*** Opening Listed records ***
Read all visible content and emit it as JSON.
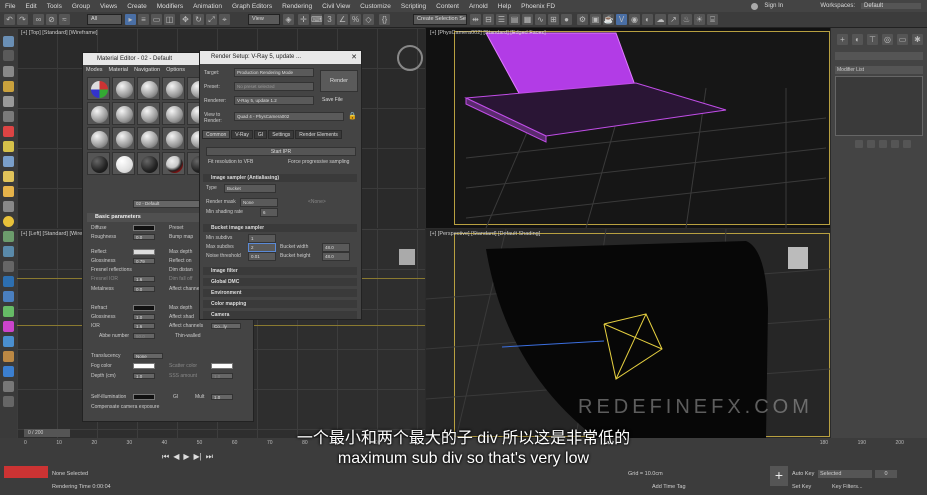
{
  "menubar": {
    "items": [
      "File",
      "Edit",
      "Tools",
      "Group",
      "Views",
      "Create",
      "Modifiers",
      "Animation",
      "Graph Editors",
      "Rendering",
      "Civil View",
      "Customize",
      "Scripting",
      "Content",
      "Arnold",
      "Help",
      "Phoenix FD"
    ],
    "signin": "Sign In",
    "workspaces_label": "Workspaces:",
    "workspaces_value": "Default"
  },
  "toolbar": {
    "filter": "All",
    "view": "View",
    "selection_set": "Create Selection Se"
  },
  "viewports": {
    "top_left": "[+] [Top] [Standard] [Wireframe]",
    "left": "[+] [Left] [Standard] [Wireframe]",
    "camera": "[+] [PhysCamera002] [Standard] [Edged Faces]",
    "perspective": "[+] [Perspective] [Standard] [Default Shading]"
  },
  "material_editor": {
    "title": "Material Editor - 02 - Default",
    "menu": [
      "Modes",
      "Material",
      "Navigation",
      "Options"
    ],
    "material_name": "02 - Default",
    "basic_params": "Basic parameters",
    "labels": {
      "diffuse": "Diffuse",
      "roughness": "Roughness",
      "roughness_val": "0.0",
      "preset": "Preset",
      "bump_map": "Bump map",
      "reflect": "Reflect",
      "max_depth": "Max depth",
      "glossiness": "Glossiness",
      "glossiness_val": "0.79",
      "reflect_on": "Reflect on",
      "fresnel": "Fresnel reflections",
      "dim_distance": "Dim distan",
      "fresnel_ior": "Fresnel IOR",
      "fresnel_ior_val": "1.6",
      "dim_falloff": "Dim fall off",
      "metalness": "Metalness",
      "metalness_val": "0.0",
      "affect_channels": "Affect channe",
      "refract": "Refract",
      "refract_max_depth": "Max depth",
      "refr_gloss": "Glossiness",
      "refr_gloss_val": "1.0",
      "affect_shadows": "Affect shad",
      "ior": "IOR",
      "ior_val": "1.6",
      "affect_ch2": "Affect channels",
      "co_ly": "Co...ly",
      "abbe": "Abbe number",
      "abbe_val": "50.0",
      "thin_walled": "Thin-walled",
      "translucency": "Translucency",
      "transl_val": "None",
      "fog_color": "Fog color",
      "scatter_color": "Scatter color",
      "depth": "Depth (cm)",
      "depth_val": "1.0",
      "sss_amount": "SSS amount",
      "sss_val": "1.0",
      "self_illum": "Self-illumination",
      "gi": "GI",
      "mult": "Mult",
      "mult_val": "1.0",
      "compensate": "Compensate camera exposure"
    }
  },
  "render_setup": {
    "title": "Render Setup: V-Ray 5, update ...",
    "target_label": "Target:",
    "target_value": "Production Rendering Mode",
    "preset_label": "Preset:",
    "preset_value": "No preset selected",
    "renderer_label": "Renderer:",
    "renderer_value": "V-Ray 5, update 1.2",
    "save_file": "Save File",
    "view_label": "View to Render:",
    "view_value": "Quad 4 - PhysCamera002",
    "render_button": "Render",
    "tabs": [
      "Common",
      "V-Ray",
      "GI",
      "Settings",
      "Render Elements"
    ],
    "start_ipr": "Start IPR",
    "fit_resolution": "Fit resolution to VFB",
    "force_progressive": "Force progressive sampling",
    "image_sampler": "Image sampler (Antialiasing)",
    "type_label": "Type",
    "type_value": "Bucket",
    "render_mask_label": "Render mask",
    "render_mask_value": "None",
    "render_mask_none": "<None>",
    "min_shading_label": "Min shading rate",
    "min_shading_value": "6",
    "bucket_sampler": "Bucket image sampler",
    "min_subdivs": "Min subdivs",
    "min_subdivs_val": "1",
    "max_subdivs": "Max subdivs",
    "max_subdivs_val": "2",
    "bucket_width": "Bucket width",
    "bucket_width_val": "48.0",
    "noise_threshold": "Noise threshold",
    "noise_threshold_val": "0.01",
    "bucket_height": "Bucket height",
    "bucket_height_val": "48.0",
    "image_filter": "Image filter",
    "global_dmc": "Global DMC",
    "environment": "Environment",
    "color_mapping": "Color mapping",
    "camera": "Camera"
  },
  "right_panel": {
    "modifier_list": "Modifier List"
  },
  "bottom": {
    "frame": "0 / 200",
    "ticks": [
      "0",
      "10",
      "20",
      "30",
      "40",
      "50",
      "60",
      "70",
      "80",
      "90",
      "100"
    ],
    "right_ticks": [
      "180",
      "190",
      "200"
    ],
    "none_selected": "None Selected",
    "render_time": "Rendering Time 0:00:04",
    "grid": "Grid = 10.0cm",
    "add_time_tag": "Add Time Tag",
    "auto_key": "Auto Key",
    "selected": "Selected",
    "set_key": "Set Key",
    "key_filters": "Key Filters...",
    "frame_no": "0"
  },
  "subtitles": {
    "chinese": "一个最小和两个最大的子 div 所以这是非常低的",
    "english": "maximum sub div so that's very low"
  },
  "watermark": "REDEFINEFX.COM"
}
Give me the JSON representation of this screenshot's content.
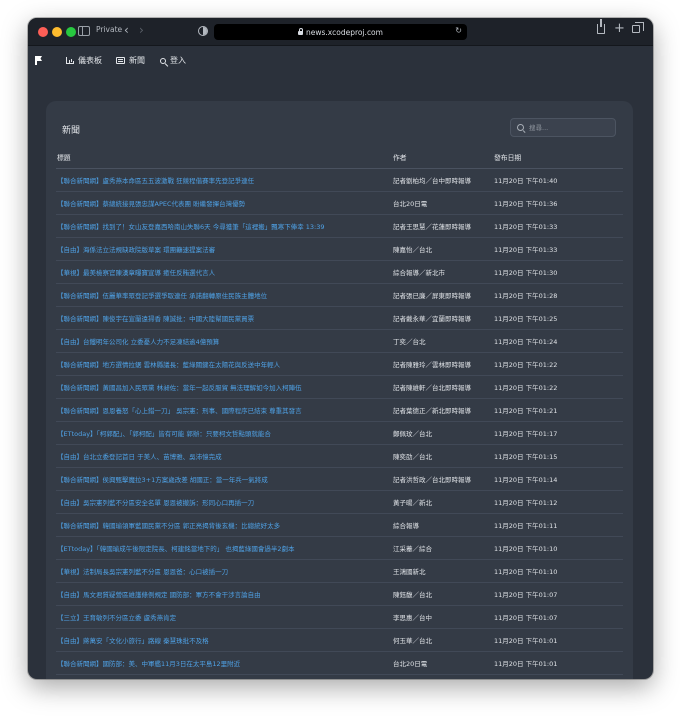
{
  "browser": {
    "private_label": "Private",
    "url": "news.xcodeproj.com"
  },
  "navbar": {
    "items": [
      {
        "label": "儀表板",
        "icon": "chart-icon"
      },
      {
        "label": "新聞",
        "icon": "newspaper-icon"
      },
      {
        "label": "登入",
        "icon": "key-icon"
      }
    ]
  },
  "page": {
    "title": "新聞",
    "search": {
      "placeholder": "搜尋...",
      "value": ""
    }
  },
  "table": {
    "headers": [
      "標題",
      "作者",
      "發布日期"
    ],
    "rows": [
      {
        "title": "【聯合新聞網】盧秀燕本命區五五波激戰 狂競程偕賽率先登記爭連任",
        "author": "記者劉柏均／台中即時報導",
        "date": "11月20日 下午01:40"
      },
      {
        "title": "【聯合新聞網】蔡總統接見張忠謀APEC代表團 盼繼發揮台灣優勢",
        "author": "台北20日電",
        "date": "11月20日 下午01:36"
      },
      {
        "title": "【聯合新聞網】找到了！女山友登嘉西哈南山失聯6天 今尋獲筆「這裡搬」飄寒下俸幸 13:39",
        "author": "記者王思慧／花蓮即時報導",
        "date": "11月20日 下午01:33"
      },
      {
        "title": "【自由】海係法立法規缺政院版草案 環團籲速提案法審",
        "author": "陳嘉怡／台北",
        "date": "11月20日 下午01:33"
      },
      {
        "title": "【華視】最美檢察官陳漢章曝寶宣導 癒任反賄選代言人",
        "author": "綜合報導／新北市",
        "date": "11月20日 下午01:30"
      },
      {
        "title": "【聯合新聞網】伍麗華率眾登記爭選爭取連任 承諾翻轉原住民族主體地位",
        "author": "記者張已廉／屏東即時報導",
        "date": "11月20日 下午01:28"
      },
      {
        "title": "【聯合新聞網】陳俊宇在宣蘭遠掃香 陳誠批：中國大陸幫國民黨買票",
        "author": "記者戴永華／宜蘭即時報導",
        "date": "11月20日 下午01:25"
      },
      {
        "title": "【自由】台鐵明年公司化 立委憂人力不足凍結逾4億預算",
        "author": "丁奕／台北",
        "date": "11月20日 下午01:24"
      },
      {
        "title": "【聯合新聞網】地方選情拉鋸 雲林縣議長：藍綠關鍵在太陽花與反送中年輕人",
        "author": "記者陳雅玲／雲林即時報導",
        "date": "11月20日 下午01:22"
      },
      {
        "title": "【聯合新聞網】黃國昌加入民眾黨 林昶佐：當年一起反服貿 無法理解如今加入柯陣伍",
        "author": "記者陳維軒／台北即時報導",
        "date": "11月20日 下午01:22"
      },
      {
        "title": "【聯合新聞網】恩恩養怒「心上錯一刀」 吳宗憲：刑事、國際程序已結束 尊重其發言",
        "author": "記者葉德正／新北即時報導",
        "date": "11月20日 下午01:21"
      },
      {
        "title": "【ETtoday】「柯郭配」、「郭柯配」皆有可能 郭辦：只要柯文哲點頭就能合",
        "author": "鄭佩玟／台北",
        "date": "11月20日 下午01:17"
      },
      {
        "title": "【自由】台北立委登記首日 于美人、苗博雅、吳沛憶完成",
        "author": "陳奕劭／台北",
        "date": "11月20日 下午01:15"
      },
      {
        "title": "【聯合新聞網】侯興甄擊魔拉3+1方案歲改差 胡國正：當一年兵一氣將成",
        "author": "記者洪哲政／台北即時報導",
        "date": "11月20日 下午01:14"
      },
      {
        "title": "【自由】吳宗憲列藍不分區安全名單 恩恩被撤訴：形同心口再插一刀",
        "author": "黃子暘／新北",
        "date": "11月20日 下午01:12"
      },
      {
        "title": "【聯合新聞網】韓國瑜領軍藍國民黨不分區 郭正亮揭背後玄機：比總統好太多",
        "author": "綜合報導",
        "date": "11月20日 下午01:11"
      },
      {
        "title": "【ETtoday】「韓國瑜成午後限定院長、柯建銘當地下的」 也揭藍綠國會過半2劇本",
        "author": "江采蓁／綜合",
        "date": "11月20日 下午01:10"
      },
      {
        "title": "【華視】法制局長吳宗憲列藍不分區 恩恩爸：心口被插一刀",
        "author": "王鴻國新北",
        "date": "11月20日 下午01:10"
      },
      {
        "title": "【自由】馬文君質疑營區維護條例規定 國防部：軍方不會干涉言論自由",
        "author": "陳鈺馥／台北",
        "date": "11月20日 下午01:07"
      },
      {
        "title": "【三立】王育敏列不分區立委 盧秀燕肯定",
        "author": "李思惠／台中",
        "date": "11月20日 下午01:07"
      },
      {
        "title": "【自由】蔣萬安「文化小旅行」路線 秦慧珠批不及格",
        "author": "何玉華／台北",
        "date": "11月20日 下午01:01"
      },
      {
        "title": "【聯合新聞網】國防部：美、中軍艦11月3日在太平島12里附近",
        "author": "台北20日電",
        "date": "11月20日 下午01:01"
      }
    ]
  }
}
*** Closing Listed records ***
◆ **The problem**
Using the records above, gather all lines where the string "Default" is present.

◆ **Solution for this exercise**
    "workspaces_value": "Default"
    "perspective": "[+] [Perspective] [Standard] [Default Shading]"
    "title": "Material Editor - 02 - Default",
    "material_name": "02 - Default",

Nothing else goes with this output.